In antiquity, Pella was a port connected to the Thermaic Gulf by a navigable inlet, but the harbor has silted, leaving the site landlocked.

Archaeological digs in progress since 1957 have uncovered a small part of the city, which was made rich by Alexander and his heirs. The large agora or market, was surrounded by the shaded colonnades of stoas, and streets of enclosed houses with frescoed walls round inner courtyards. The first trompe-l'oeil wall murals imitating perspective views ever seen were on walls at Pella. There are temples to Aphrodite, Demeter and Cybele, and Pella's pebble-mosaic floors, dating after the lifetime of Alexander, are famous: some reproduce Greek paintings; one shows a lion-griffin attacking a stag, a familiar motif also of Scythian art, another depicts Dionysus riding a leopard.

The famous poet Aratus died in Pella circa 240 BCE. Pella was sacked by the Romans in 168 BCE, when its treasury was transported to Rome. It was then destroyed by earthquake in the 1st century BC; shops and workshops dating from the catastrophe have been found with remains of their merchandise. The city was rebuilt over its ruins, which preserved them.

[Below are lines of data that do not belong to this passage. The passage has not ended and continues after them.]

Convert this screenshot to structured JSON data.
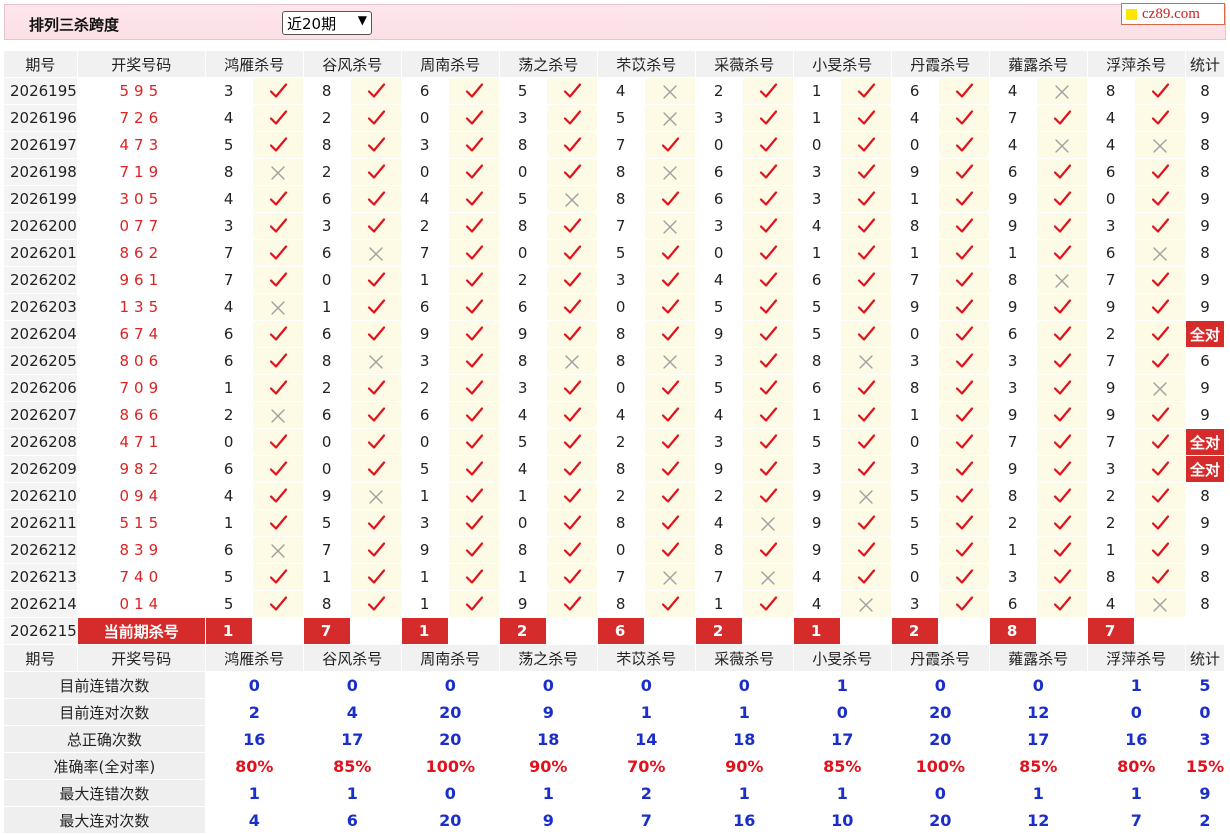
{
  "page": {
    "title": "排列三杀跨度",
    "period_select": "近20期",
    "site_badge": "cz89.com"
  },
  "columns": {
    "period": "期号",
    "number": "开奖号码",
    "experts": [
      "鸿雁杀号",
      "谷风杀号",
      "周南杀号",
      "荡之杀号",
      "芣苡杀号",
      "采薇杀号",
      "小旻杀号",
      "丹霞杀号",
      "蕹露杀号",
      "浮萍杀号"
    ],
    "stat": "统计"
  },
  "marks": {
    "hit": "hit-check-icon",
    "miss": "miss-cross-icon"
  },
  "colors": {
    "accent_red": "#d62b2b",
    "check_red": "#e0121c",
    "stat_blue": "#1a2fc9",
    "highlight_cell": "#fdfae6"
  },
  "rows": [
    {
      "period": "2026195",
      "number": "595",
      "cells": [
        [
          "3",
          1
        ],
        [
          "8",
          1
        ],
        [
          "6",
          1
        ],
        [
          "5",
          1
        ],
        [
          "4",
          0
        ],
        [
          "2",
          1
        ],
        [
          "1",
          1
        ],
        [
          "6",
          1
        ],
        [
          "4",
          0
        ],
        [
          "8",
          1
        ]
      ],
      "stat": "8"
    },
    {
      "period": "2026196",
      "number": "726",
      "cells": [
        [
          "4",
          1
        ],
        [
          "2",
          1
        ],
        [
          "0",
          1
        ],
        [
          "3",
          1
        ],
        [
          "5",
          0
        ],
        [
          "3",
          1
        ],
        [
          "1",
          1
        ],
        [
          "4",
          1
        ],
        [
          "7",
          1
        ],
        [
          "4",
          1
        ]
      ],
      "stat": "9"
    },
    {
      "period": "2026197",
      "number": "473",
      "cells": [
        [
          "5",
          1
        ],
        [
          "8",
          1
        ],
        [
          "3",
          1
        ],
        [
          "8",
          1
        ],
        [
          "7",
          1
        ],
        [
          "0",
          1
        ],
        [
          "0",
          1
        ],
        [
          "0",
          1
        ],
        [
          "4",
          0
        ],
        [
          "4",
          0
        ]
      ],
      "stat": "8"
    },
    {
      "period": "2026198",
      "number": "719",
      "cells": [
        [
          "8",
          0
        ],
        [
          "2",
          1
        ],
        [
          "0",
          1
        ],
        [
          "0",
          1
        ],
        [
          "8",
          0
        ],
        [
          "6",
          1
        ],
        [
          "3",
          1
        ],
        [
          "9",
          1
        ],
        [
          "6",
          1
        ],
        [
          "6",
          1
        ]
      ],
      "stat": "8"
    },
    {
      "period": "2026199",
      "number": "305",
      "cells": [
        [
          "4",
          1
        ],
        [
          "6",
          1
        ],
        [
          "4",
          1
        ],
        [
          "5",
          0
        ],
        [
          "8",
          1
        ],
        [
          "6",
          1
        ],
        [
          "3",
          1
        ],
        [
          "1",
          1
        ],
        [
          "9",
          1
        ],
        [
          "0",
          1
        ]
      ],
      "stat": "9"
    },
    {
      "period": "2026200",
      "number": "077",
      "cells": [
        [
          "3",
          1
        ],
        [
          "3",
          1
        ],
        [
          "2",
          1
        ],
        [
          "8",
          1
        ],
        [
          "7",
          0
        ],
        [
          "3",
          1
        ],
        [
          "4",
          1
        ],
        [
          "8",
          1
        ],
        [
          "9",
          1
        ],
        [
          "3",
          1
        ]
      ],
      "stat": "9"
    },
    {
      "period": "2026201",
      "number": "862",
      "cells": [
        [
          "7",
          1
        ],
        [
          "6",
          0
        ],
        [
          "7",
          1
        ],
        [
          "0",
          1
        ],
        [
          "5",
          1
        ],
        [
          "0",
          1
        ],
        [
          "1",
          1
        ],
        [
          "1",
          1
        ],
        [
          "1",
          1
        ],
        [
          "6",
          0
        ]
      ],
      "stat": "8"
    },
    {
      "period": "2026202",
      "number": "961",
      "cells": [
        [
          "7",
          1
        ],
        [
          "0",
          1
        ],
        [
          "1",
          1
        ],
        [
          "2",
          1
        ],
        [
          "3",
          1
        ],
        [
          "4",
          1
        ],
        [
          "6",
          1
        ],
        [
          "7",
          1
        ],
        [
          "8",
          0
        ],
        [
          "7",
          1
        ]
      ],
      "stat": "9"
    },
    {
      "period": "2026203",
      "number": "135",
      "cells": [
        [
          "4",
          0
        ],
        [
          "1",
          1
        ],
        [
          "6",
          1
        ],
        [
          "6",
          1
        ],
        [
          "0",
          1
        ],
        [
          "5",
          1
        ],
        [
          "5",
          1
        ],
        [
          "9",
          1
        ],
        [
          "9",
          1
        ],
        [
          "9",
          1
        ]
      ],
      "stat": "9"
    },
    {
      "period": "2026204",
      "number": "674",
      "cells": [
        [
          "6",
          1
        ],
        [
          "6",
          1
        ],
        [
          "9",
          1
        ],
        [
          "9",
          1
        ],
        [
          "8",
          1
        ],
        [
          "9",
          1
        ],
        [
          "5",
          1
        ],
        [
          "0",
          1
        ],
        [
          "6",
          1
        ],
        [
          "2",
          1
        ]
      ],
      "stat": "全对"
    },
    {
      "period": "2026205",
      "number": "806",
      "cells": [
        [
          "6",
          1
        ],
        [
          "8",
          0
        ],
        [
          "3",
          1
        ],
        [
          "8",
          0
        ],
        [
          "8",
          0
        ],
        [
          "3",
          1
        ],
        [
          "8",
          0
        ],
        [
          "3",
          1
        ],
        [
          "3",
          1
        ],
        [
          "7",
          1
        ]
      ],
      "stat": "6"
    },
    {
      "period": "2026206",
      "number": "709",
      "cells": [
        [
          "1",
          1
        ],
        [
          "2",
          1
        ],
        [
          "2",
          1
        ],
        [
          "3",
          1
        ],
        [
          "0",
          1
        ],
        [
          "5",
          1
        ],
        [
          "6",
          1
        ],
        [
          "8",
          1
        ],
        [
          "3",
          1
        ],
        [
          "9",
          0
        ]
      ],
      "stat": "9"
    },
    {
      "period": "2026207",
      "number": "866",
      "cells": [
        [
          "2",
          0
        ],
        [
          "6",
          1
        ],
        [
          "6",
          1
        ],
        [
          "4",
          1
        ],
        [
          "4",
          1
        ],
        [
          "4",
          1
        ],
        [
          "1",
          1
        ],
        [
          "1",
          1
        ],
        [
          "9",
          1
        ],
        [
          "9",
          1
        ]
      ],
      "stat": "9"
    },
    {
      "period": "2026208",
      "number": "471",
      "cells": [
        [
          "0",
          1
        ],
        [
          "0",
          1
        ],
        [
          "0",
          1
        ],
        [
          "5",
          1
        ],
        [
          "2",
          1
        ],
        [
          "3",
          1
        ],
        [
          "5",
          1
        ],
        [
          "0",
          1
        ],
        [
          "7",
          1
        ],
        [
          "7",
          1
        ]
      ],
      "stat": "全对"
    },
    {
      "period": "2026209",
      "number": "982",
      "cells": [
        [
          "6",
          1
        ],
        [
          "0",
          1
        ],
        [
          "5",
          1
        ],
        [
          "4",
          1
        ],
        [
          "8",
          1
        ],
        [
          "9",
          1
        ],
        [
          "3",
          1
        ],
        [
          "3",
          1
        ],
        [
          "9",
          1
        ],
        [
          "3",
          1
        ]
      ],
      "stat": "全对"
    },
    {
      "period": "2026210",
      "number": "094",
      "cells": [
        [
          "4",
          1
        ],
        [
          "9",
          0
        ],
        [
          "1",
          1
        ],
        [
          "1",
          1
        ],
        [
          "2",
          1
        ],
        [
          "2",
          1
        ],
        [
          "9",
          0
        ],
        [
          "5",
          1
        ],
        [
          "8",
          1
        ],
        [
          "2",
          1
        ]
      ],
      "stat": "8"
    },
    {
      "period": "2026211",
      "number": "515",
      "cells": [
        [
          "1",
          1
        ],
        [
          "5",
          1
        ],
        [
          "3",
          1
        ],
        [
          "0",
          1
        ],
        [
          "8",
          1
        ],
        [
          "4",
          0
        ],
        [
          "9",
          1
        ],
        [
          "5",
          1
        ],
        [
          "2",
          1
        ],
        [
          "2",
          1
        ]
      ],
      "stat": "9"
    },
    {
      "period": "2026212",
      "number": "839",
      "cells": [
        [
          "6",
          0
        ],
        [
          "7",
          1
        ],
        [
          "9",
          1
        ],
        [
          "8",
          1
        ],
        [
          "0",
          1
        ],
        [
          "8",
          1
        ],
        [
          "9",
          1
        ],
        [
          "5",
          1
        ],
        [
          "1",
          1
        ],
        [
          "1",
          1
        ]
      ],
      "stat": "9"
    },
    {
      "period": "2026213",
      "number": "740",
      "cells": [
        [
          "5",
          1
        ],
        [
          "1",
          1
        ],
        [
          "1",
          1
        ],
        [
          "1",
          1
        ],
        [
          "7",
          0
        ],
        [
          "7",
          0
        ],
        [
          "4",
          1
        ],
        [
          "0",
          1
        ],
        [
          "3",
          1
        ],
        [
          "8",
          1
        ]
      ],
      "stat": "8"
    },
    {
      "period": "2026214",
      "number": "014",
      "cells": [
        [
          "5",
          1
        ],
        [
          "8",
          1
        ],
        [
          "1",
          1
        ],
        [
          "9",
          1
        ],
        [
          "8",
          1
        ],
        [
          "1",
          1
        ],
        [
          "4",
          0
        ],
        [
          "3",
          1
        ],
        [
          "6",
          1
        ],
        [
          "4",
          0
        ]
      ],
      "stat": "8"
    }
  ],
  "current": {
    "period": "2026215",
    "label": "当前期杀号",
    "kills": [
      "1",
      "7",
      "1",
      "2",
      "6",
      "2",
      "1",
      "2",
      "8",
      "7"
    ]
  },
  "stats": [
    {
      "label": "目前连错次数",
      "values": [
        "0",
        "0",
        "0",
        "0",
        "0",
        "0",
        "1",
        "0",
        "0",
        "1"
      ],
      "stat": "5"
    },
    {
      "label": "目前连对次数",
      "values": [
        "2",
        "4",
        "20",
        "9",
        "1",
        "1",
        "0",
        "20",
        "12",
        "0"
      ],
      "stat": "0"
    },
    {
      "label": "总正确次数",
      "values": [
        "16",
        "17",
        "20",
        "18",
        "14",
        "18",
        "17",
        "20",
        "17",
        "16"
      ],
      "stat": "3"
    },
    {
      "label": "准确率(全对率)",
      "values": [
        "80%",
        "85%",
        "100%",
        "90%",
        "70%",
        "90%",
        "85%",
        "100%",
        "85%",
        "80%"
      ],
      "stat": "15%"
    },
    {
      "label": "最大连错次数",
      "values": [
        "1",
        "1",
        "0",
        "1",
        "2",
        "1",
        "1",
        "0",
        "1",
        "1"
      ],
      "stat": "9"
    },
    {
      "label": "最大连对次数",
      "values": [
        "4",
        "6",
        "20",
        "9",
        "7",
        "16",
        "10",
        "20",
        "12",
        "7"
      ],
      "stat": "2"
    }
  ]
}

See also: Thessaloniki

Pella, Iowa is also a place in the USA.